Sunday, June 17, 2012


I am not different, I am ordinary. My son Dermot is an ordinary boy. There are a lot of children like Dermot. Our family's situation is not special or remarkable. I know that now. 

At ten thirty this morning I didn't feel that way at all. I was full of apprehension because of our second unpredictable social situation this weekend.  First was the neighborhood block party. I get all tensed up, make sure my boys look presentable and bring an extra special dessert.

The party was great. We met several new neighbors, chatted with familiar ones and watched our boys enjoy the deejay and dance their little behinds off. Worried for nothing!

One down, one to go I told myself as we were walking home Saturday evening. 

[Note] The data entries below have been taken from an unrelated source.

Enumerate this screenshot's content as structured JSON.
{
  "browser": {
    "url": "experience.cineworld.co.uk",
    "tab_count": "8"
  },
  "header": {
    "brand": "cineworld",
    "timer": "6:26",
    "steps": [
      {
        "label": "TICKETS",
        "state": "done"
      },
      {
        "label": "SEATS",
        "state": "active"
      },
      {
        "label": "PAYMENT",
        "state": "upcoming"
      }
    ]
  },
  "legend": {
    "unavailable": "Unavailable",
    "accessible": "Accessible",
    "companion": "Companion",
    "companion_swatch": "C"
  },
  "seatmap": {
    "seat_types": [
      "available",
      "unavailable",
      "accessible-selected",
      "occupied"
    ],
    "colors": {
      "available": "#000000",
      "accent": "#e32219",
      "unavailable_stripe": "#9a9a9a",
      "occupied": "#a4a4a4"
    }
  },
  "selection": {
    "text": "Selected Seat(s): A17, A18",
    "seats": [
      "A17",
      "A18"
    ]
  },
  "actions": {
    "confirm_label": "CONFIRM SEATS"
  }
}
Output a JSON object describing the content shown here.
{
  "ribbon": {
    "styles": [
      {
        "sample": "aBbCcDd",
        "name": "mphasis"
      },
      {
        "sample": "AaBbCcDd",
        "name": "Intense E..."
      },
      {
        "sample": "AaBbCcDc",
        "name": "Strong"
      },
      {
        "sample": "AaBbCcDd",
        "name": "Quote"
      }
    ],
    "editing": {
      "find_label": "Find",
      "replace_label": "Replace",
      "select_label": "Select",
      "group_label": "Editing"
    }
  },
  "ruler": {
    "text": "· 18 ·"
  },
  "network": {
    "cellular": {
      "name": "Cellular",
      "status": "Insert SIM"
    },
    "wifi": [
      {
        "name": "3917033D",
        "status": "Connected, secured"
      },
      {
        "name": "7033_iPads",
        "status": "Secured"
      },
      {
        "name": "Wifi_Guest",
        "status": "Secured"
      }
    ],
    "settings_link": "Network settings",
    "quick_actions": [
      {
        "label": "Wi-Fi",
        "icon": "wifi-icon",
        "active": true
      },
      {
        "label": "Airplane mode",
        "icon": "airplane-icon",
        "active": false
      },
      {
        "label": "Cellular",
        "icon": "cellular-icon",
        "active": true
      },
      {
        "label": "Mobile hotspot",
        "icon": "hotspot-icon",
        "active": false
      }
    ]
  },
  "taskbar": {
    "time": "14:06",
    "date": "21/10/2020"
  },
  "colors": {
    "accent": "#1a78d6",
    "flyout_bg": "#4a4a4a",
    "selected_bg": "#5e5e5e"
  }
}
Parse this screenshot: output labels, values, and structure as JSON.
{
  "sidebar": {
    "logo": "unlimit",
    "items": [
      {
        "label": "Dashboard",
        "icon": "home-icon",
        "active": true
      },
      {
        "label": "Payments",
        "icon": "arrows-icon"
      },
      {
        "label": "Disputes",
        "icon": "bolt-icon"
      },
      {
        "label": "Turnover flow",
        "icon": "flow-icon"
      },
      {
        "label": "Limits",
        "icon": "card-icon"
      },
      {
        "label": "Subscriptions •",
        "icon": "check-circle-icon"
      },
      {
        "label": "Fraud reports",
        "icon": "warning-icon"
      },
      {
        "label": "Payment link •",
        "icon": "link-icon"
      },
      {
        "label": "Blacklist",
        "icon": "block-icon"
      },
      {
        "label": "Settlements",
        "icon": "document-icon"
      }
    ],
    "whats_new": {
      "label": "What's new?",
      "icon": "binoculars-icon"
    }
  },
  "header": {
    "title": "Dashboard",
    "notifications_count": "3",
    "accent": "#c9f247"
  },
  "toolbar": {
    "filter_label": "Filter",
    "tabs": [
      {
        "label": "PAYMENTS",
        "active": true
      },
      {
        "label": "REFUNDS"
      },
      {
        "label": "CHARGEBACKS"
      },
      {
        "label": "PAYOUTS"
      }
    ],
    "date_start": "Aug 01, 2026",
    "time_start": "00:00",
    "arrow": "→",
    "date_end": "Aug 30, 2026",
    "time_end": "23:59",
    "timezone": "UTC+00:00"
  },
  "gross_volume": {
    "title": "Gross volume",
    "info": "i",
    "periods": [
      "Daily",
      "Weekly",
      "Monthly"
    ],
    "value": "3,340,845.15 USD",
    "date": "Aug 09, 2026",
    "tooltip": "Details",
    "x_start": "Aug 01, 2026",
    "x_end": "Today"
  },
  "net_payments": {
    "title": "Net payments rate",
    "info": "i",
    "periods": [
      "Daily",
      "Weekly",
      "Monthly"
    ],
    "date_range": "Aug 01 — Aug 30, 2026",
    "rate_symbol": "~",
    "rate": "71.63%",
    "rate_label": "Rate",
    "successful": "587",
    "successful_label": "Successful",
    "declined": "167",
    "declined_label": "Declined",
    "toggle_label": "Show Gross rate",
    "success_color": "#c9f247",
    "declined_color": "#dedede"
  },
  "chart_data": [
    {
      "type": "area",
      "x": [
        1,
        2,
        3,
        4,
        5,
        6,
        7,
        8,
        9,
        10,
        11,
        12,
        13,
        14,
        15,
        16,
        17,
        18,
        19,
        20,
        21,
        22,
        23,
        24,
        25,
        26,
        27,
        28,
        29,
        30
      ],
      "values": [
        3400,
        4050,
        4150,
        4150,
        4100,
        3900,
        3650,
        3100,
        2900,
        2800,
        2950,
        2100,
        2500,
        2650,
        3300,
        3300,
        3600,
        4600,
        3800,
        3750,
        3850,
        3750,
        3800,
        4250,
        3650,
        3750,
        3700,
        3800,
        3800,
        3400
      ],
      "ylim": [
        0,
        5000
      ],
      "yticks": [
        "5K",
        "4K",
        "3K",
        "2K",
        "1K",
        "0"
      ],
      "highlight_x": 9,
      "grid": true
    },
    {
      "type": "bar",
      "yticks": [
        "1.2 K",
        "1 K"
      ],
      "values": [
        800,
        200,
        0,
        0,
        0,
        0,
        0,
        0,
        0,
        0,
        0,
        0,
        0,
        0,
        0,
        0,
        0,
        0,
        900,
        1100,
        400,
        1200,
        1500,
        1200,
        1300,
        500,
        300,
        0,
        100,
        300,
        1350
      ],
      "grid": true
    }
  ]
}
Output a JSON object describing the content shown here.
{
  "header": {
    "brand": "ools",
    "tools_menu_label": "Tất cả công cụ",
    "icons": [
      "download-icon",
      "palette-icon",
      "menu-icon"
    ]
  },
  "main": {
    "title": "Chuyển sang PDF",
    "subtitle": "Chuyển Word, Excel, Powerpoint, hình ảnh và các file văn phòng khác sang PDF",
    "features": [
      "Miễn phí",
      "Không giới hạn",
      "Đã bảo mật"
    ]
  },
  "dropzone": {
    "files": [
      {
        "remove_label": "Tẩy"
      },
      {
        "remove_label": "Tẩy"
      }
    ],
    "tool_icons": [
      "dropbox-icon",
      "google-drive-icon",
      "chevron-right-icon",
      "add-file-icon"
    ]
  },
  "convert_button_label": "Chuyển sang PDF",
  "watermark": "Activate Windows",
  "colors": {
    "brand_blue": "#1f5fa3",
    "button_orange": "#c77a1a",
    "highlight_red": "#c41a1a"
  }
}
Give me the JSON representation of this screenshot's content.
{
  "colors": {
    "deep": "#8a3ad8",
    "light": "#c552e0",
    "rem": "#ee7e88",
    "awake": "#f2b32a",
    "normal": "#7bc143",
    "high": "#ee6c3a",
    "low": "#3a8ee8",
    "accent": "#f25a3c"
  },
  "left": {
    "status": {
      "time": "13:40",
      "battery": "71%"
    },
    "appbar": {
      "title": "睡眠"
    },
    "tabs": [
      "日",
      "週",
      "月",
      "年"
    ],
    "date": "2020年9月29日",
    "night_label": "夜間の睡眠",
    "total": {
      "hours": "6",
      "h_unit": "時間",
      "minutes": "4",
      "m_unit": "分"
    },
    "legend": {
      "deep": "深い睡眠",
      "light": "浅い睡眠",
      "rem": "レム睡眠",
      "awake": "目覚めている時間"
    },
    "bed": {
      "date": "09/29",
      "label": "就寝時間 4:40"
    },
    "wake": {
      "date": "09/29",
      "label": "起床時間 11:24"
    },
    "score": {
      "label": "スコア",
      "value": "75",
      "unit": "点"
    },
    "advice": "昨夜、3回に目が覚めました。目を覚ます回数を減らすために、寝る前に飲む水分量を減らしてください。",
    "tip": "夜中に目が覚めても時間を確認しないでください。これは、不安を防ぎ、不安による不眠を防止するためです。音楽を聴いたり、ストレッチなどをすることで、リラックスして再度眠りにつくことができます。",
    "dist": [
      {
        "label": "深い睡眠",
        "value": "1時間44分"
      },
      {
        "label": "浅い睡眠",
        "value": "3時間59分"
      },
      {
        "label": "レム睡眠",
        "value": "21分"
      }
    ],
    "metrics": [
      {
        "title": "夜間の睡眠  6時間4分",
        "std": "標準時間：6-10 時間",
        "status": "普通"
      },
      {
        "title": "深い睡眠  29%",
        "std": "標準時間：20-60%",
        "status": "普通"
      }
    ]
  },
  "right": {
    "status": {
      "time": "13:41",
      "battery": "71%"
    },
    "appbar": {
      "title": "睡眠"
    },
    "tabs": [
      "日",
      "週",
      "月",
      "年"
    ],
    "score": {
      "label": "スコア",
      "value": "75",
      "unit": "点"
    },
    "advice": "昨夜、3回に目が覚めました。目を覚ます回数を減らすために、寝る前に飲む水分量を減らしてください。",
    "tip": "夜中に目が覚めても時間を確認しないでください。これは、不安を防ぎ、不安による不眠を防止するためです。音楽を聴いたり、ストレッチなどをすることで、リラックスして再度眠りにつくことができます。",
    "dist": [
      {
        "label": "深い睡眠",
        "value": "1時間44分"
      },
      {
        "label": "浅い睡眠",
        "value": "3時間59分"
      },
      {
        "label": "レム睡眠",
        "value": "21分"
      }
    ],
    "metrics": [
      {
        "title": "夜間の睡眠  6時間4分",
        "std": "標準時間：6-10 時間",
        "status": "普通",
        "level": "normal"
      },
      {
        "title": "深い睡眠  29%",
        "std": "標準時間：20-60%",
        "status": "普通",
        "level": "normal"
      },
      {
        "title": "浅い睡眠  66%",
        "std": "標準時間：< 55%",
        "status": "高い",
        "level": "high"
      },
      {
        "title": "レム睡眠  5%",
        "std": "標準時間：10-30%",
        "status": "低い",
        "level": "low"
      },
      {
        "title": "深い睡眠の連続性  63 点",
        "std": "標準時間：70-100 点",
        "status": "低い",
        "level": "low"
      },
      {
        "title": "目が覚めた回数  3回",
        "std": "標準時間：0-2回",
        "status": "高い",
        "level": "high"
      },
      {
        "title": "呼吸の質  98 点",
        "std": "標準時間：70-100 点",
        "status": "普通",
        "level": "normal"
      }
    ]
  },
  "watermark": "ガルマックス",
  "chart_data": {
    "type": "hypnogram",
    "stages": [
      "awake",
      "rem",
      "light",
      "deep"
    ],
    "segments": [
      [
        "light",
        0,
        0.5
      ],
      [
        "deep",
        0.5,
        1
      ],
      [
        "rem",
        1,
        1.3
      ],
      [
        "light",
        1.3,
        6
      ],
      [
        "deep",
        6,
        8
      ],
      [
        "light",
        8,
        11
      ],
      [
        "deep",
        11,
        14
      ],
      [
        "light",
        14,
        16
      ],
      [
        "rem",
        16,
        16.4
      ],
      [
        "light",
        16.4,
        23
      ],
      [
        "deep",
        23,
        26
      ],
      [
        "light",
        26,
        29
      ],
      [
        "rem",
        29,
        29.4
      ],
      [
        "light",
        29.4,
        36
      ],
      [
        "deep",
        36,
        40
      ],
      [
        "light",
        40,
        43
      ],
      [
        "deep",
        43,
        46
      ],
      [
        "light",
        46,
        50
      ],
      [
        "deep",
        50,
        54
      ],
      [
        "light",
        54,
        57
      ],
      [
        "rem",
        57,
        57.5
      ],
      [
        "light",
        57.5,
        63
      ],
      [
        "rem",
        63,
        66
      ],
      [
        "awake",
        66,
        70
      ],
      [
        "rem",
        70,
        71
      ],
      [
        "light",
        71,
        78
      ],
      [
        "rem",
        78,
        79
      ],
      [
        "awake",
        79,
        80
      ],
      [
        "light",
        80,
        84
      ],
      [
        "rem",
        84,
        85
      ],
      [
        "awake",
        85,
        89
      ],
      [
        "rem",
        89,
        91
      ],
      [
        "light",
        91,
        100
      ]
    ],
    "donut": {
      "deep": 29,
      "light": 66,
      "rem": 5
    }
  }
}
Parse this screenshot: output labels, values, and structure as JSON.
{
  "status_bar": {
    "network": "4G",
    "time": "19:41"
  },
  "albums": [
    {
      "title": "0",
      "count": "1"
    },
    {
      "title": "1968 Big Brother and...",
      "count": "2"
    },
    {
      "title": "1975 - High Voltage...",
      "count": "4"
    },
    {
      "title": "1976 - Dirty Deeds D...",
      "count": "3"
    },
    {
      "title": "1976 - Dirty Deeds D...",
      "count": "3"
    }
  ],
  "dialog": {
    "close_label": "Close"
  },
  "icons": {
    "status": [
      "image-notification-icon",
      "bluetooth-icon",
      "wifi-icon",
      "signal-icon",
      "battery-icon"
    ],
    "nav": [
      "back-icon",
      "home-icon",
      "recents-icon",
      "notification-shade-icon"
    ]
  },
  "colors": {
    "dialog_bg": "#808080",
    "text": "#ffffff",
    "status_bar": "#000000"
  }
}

The other would be on Sunday morning. A graduation open house for a friend of the family. We would know only the family and ALL the others would be watching us and staring at Dermot, I told myself. 

We set out a bit late. I made sure the boys were dressed appropriately and armed myself with my biggest "I'm ok" smile. After a forty five minute drive out to a country suburb, complete with farmland and horse ranches we arrived. Overwhelmed by the amount of cars parked up and down the dirt road I started to freak out a bit. The only thing worse that a few people staring at Dermot, was a ton of people staring at him. With no obvious place to park, Joe dropped the ramp and I rolled Dermot out and brought the other boys with me to join the party. I immediately saw our host and his daughter, the graduate. To my surprise she remembered me, seeing us almost ten years prior. We chatted with her and her father until Joe arrived. 

As we sat eating our delicious meal, we chatted with a grown woman with Down syndrome, an older gentleman who was blind and a few other women. Dermot was almost immediately greeted by a teenage girl with Down syndrome and wanted to know all about him. As I sat and observed my surroundings, my anxiety vanished.

Then they walked up the driveway. Two young girls, probably late teens, early twenties. I took a double take. I'd never before seen girls such as these two. They walked together, sisters. Same hair style, same facial features. They shared something remarkable and quite stunning. They shared their legs, they shared their arms. Two heads, two torsos, but only two legs and two arms. Huh. 

Friends greeted them, they fixed plates of food for themselves and they sat and ate. 

I glanced at them periodically being very careful not to stare. I knew then that my family's situation was ordinary compared to these girls. I imagined what they have experienced in their lifetimes and what they go thru on a daily basis put any right I had of feeling different and special to rest. 

I was glad to feel ordinary and glad to be in the presence of two extraordinary girls. I wish them well.

1 comment:

Cindy Bennett said...

Only God helps you out in that way. Sometimes I just have to get out of God's way. I completely understand the fears you had before entering into both of those social situations. When Jennie was young I frequently felt the same way. In many ways, you will never be alone!!
Cindy Bennett